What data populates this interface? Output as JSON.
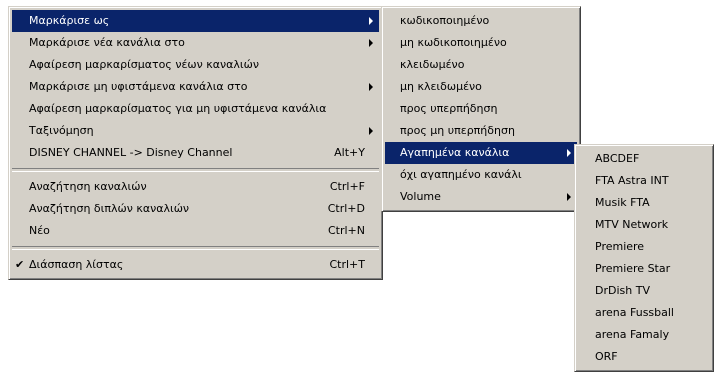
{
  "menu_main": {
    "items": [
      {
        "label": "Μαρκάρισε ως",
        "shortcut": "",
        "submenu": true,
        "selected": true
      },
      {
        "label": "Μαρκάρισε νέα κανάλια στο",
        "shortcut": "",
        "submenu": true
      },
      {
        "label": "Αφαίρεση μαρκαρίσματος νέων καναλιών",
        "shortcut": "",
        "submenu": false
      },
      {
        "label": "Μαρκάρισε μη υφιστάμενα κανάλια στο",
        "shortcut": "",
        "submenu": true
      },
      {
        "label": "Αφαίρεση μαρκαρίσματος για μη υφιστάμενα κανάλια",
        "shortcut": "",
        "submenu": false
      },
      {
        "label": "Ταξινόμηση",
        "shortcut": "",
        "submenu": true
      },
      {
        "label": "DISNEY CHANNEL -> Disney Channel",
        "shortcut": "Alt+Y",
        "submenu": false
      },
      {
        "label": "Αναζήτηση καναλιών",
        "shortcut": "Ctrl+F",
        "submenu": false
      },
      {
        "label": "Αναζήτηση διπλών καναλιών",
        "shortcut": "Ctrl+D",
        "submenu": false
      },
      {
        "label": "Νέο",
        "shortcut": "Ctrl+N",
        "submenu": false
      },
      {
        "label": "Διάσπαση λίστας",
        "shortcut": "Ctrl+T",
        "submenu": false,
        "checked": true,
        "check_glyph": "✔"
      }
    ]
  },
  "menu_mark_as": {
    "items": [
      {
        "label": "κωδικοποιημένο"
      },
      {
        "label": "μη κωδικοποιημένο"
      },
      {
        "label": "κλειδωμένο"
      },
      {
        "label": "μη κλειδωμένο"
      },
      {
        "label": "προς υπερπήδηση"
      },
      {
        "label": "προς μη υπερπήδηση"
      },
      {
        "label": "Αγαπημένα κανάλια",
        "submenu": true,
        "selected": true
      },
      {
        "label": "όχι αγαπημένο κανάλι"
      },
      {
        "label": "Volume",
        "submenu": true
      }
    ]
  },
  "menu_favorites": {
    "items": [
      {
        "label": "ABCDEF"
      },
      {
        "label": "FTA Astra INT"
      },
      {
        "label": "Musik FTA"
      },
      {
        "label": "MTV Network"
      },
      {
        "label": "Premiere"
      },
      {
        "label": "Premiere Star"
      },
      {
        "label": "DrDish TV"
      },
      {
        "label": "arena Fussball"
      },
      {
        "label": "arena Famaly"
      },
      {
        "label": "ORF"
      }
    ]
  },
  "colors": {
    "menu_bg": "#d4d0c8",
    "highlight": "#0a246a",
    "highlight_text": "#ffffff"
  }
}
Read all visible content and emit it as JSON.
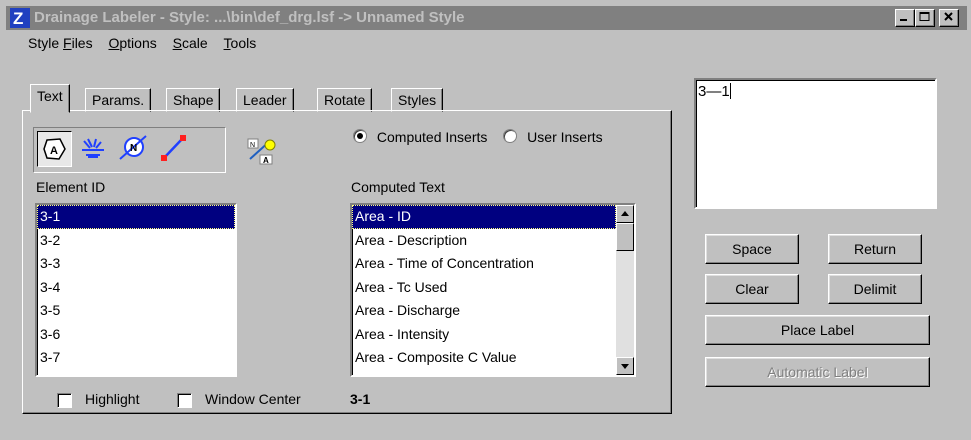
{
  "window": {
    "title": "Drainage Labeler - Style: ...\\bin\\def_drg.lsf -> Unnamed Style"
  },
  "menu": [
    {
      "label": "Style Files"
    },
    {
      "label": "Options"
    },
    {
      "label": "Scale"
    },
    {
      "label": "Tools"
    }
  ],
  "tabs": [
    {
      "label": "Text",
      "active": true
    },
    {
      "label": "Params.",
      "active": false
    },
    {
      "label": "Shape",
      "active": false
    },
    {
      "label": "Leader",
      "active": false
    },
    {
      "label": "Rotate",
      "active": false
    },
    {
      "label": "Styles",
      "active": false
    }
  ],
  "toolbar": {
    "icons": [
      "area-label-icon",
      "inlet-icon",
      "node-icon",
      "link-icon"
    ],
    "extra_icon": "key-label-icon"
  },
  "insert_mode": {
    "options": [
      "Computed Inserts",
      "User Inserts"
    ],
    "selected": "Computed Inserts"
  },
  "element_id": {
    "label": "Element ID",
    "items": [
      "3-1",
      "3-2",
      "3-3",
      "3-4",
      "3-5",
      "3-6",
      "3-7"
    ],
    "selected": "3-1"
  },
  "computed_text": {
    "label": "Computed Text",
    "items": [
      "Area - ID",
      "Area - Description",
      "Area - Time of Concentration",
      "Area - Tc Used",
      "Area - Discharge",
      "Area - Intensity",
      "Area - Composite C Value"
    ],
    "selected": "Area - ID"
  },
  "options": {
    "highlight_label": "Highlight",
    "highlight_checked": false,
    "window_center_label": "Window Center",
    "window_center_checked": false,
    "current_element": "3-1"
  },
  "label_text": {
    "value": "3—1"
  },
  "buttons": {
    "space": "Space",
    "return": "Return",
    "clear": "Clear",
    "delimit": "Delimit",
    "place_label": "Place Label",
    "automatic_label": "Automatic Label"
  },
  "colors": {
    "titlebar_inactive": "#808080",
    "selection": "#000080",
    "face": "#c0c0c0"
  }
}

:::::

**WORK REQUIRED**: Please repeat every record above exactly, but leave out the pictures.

**RESULT OF THE TASK**:
What data populates this interface? Output as JSON.
{
  "menu_main": {
    "items": [
      {
        "label": "Μαρκάρισε ως",
        "shortcut": "",
        "submenu": true,
        "selected": true
      },
      {
        "label": "Μαρκάρισε νέα κανάλια στο",
        "shortcut": "",
        "submenu": true
      },
      {
        "label": "Αφαίρεση μαρκαρίσματος νέων καναλιών",
        "shortcut": "",
        "submenu": false
      },
      {
        "label": "Μαρκάρισε μη υφιστάμενα κανάλια στο",
        "shortcut": "",
        "submenu": true
      },
      {
        "label": "Αφαίρεση μαρκαρίσματος για μη υφιστάμενα κανάλια",
        "shortcut": "",
        "submenu": false
      },
      {
        "label": "Ταξινόμηση",
        "shortcut": "",
        "submenu": true
      },
      {
        "label": "DISNEY CHANNEL -> Disney Channel",
        "shortcut": "Alt+Y",
        "submenu": false
      },
      {
        "label": "Αναζήτηση καναλιών",
        "shortcut": "Ctrl+F",
        "submenu": false
      },
      {
        "label": "Αναζήτηση διπλών καναλιών",
        "shortcut": "Ctrl+D",
        "submenu": false
      },
      {
        "label": "Νέο",
        "shortcut": "Ctrl+N",
        "submenu": false
      },
      {
        "label": "Διάσπαση λίστας",
        "shortcut": "Ctrl+T",
        "submenu": false,
        "checked": true,
        "check_glyph": "✔"
      }
    ]
  },
  "menu_mark_as": {
    "items": [
      {
        "label": "κωδικοποιημένο"
      },
      {
        "label": "μη κωδικοποιημένο"
      },
      {
        "label": "κλειδωμένο"
      },
      {
        "label": "μη κλειδωμένο"
      },
      {
        "label": "προς υπερπήδηση"
      },
      {
        "label": "προς μη υπερπήδηση"
      },
      {
        "label": "Αγαπημένα κανάλια",
        "submenu": true,
        "selected": true
      },
      {
        "label": "όχι αγαπημένο κανάλι"
      },
      {
        "label": "Volume",
        "submenu": true
      }
    ]
  },
  "menu_favorites": {
    "items": [
      {
        "label": "ABCDEF"
      },
      {
        "label": "FTA Astra INT"
      },
      {
        "label": "Musik FTA"
      },
      {
        "label": "MTV Network"
      },
      {
        "label": "Premiere"
      },
      {
        "label": "Premiere Star"
      },
      {
        "label": "DrDish TV"
      },
      {
        "label": "arena Fussball"
      },
      {
        "label": "arena Famaly"
      },
      {
        "label": "ORF"
      }
    ]
  },
  "colors": {
    "menu_bg": "#d4d0c8",
    "highlight": "#0a246a",
    "highlight_text": "#ffffff"
  }
}
Read all visible content and emit it as JSON.
{
  "window": {
    "title": "Drainage Labeler - Style: ...\\bin\\def_drg.lsf -> Unnamed Style"
  },
  "menu": [
    {
      "label": "Style Files"
    },
    {
      "label": "Options"
    },
    {
      "label": "Scale"
    },
    {
      "label": "Tools"
    }
  ],
  "tabs": [
    {
      "label": "Text",
      "active": true
    },
    {
      "label": "Params.",
      "active": false
    },
    {
      "label": "Shape",
      "active": false
    },
    {
      "label": "Leader",
      "active": false
    },
    {
      "label": "Rotate",
      "active": false
    },
    {
      "label": "Styles",
      "active": false
    }
  ],
  "toolbar": {
    "icons": [
      "area-label-icon",
      "inlet-icon",
      "node-icon",
      "link-icon"
    ],
    "extra_icon": "key-label-icon"
  },
  "insert_mode": {
    "options": [
      "Computed Inserts",
      "User Inserts"
    ],
    "selected": "Computed Inserts"
  },
  "element_id": {
    "label": "Element ID",
    "items": [
      "3-1",
      "3-2",
      "3-3",
      "3-4",
      "3-5",
      "3-6",
      "3-7"
    ],
    "selected": "3-1"
  },
  "computed_text": {
    "label": "Computed Text",
    "items": [
      "Area - ID",
      "Area - Description",
      "Area - Time of Concentration",
      "Area - Tc Used",
      "Area - Discharge",
      "Area - Intensity",
      "Area - Composite C Value"
    ],
    "selected": "Area - ID"
  },
  "options": {
    "highlight_label": "Highlight",
    "highlight_checked": false,
    "window_center_label": "Window Center",
    "window_center_checked": false,
    "current_element": "3-1"
  },
  "label_text": {
    "value": "3—1"
  },
  "buttons": {
    "space": "Space",
    "return": "Return",
    "clear": "Clear",
    "delimit": "Delimit",
    "place_label": "Place Label",
    "automatic_label": "Automatic Label"
  },
  "colors": {
    "titlebar_inactive": "#808080",
    "selection": "#000080",
    "face": "#c0c0c0"
  }
}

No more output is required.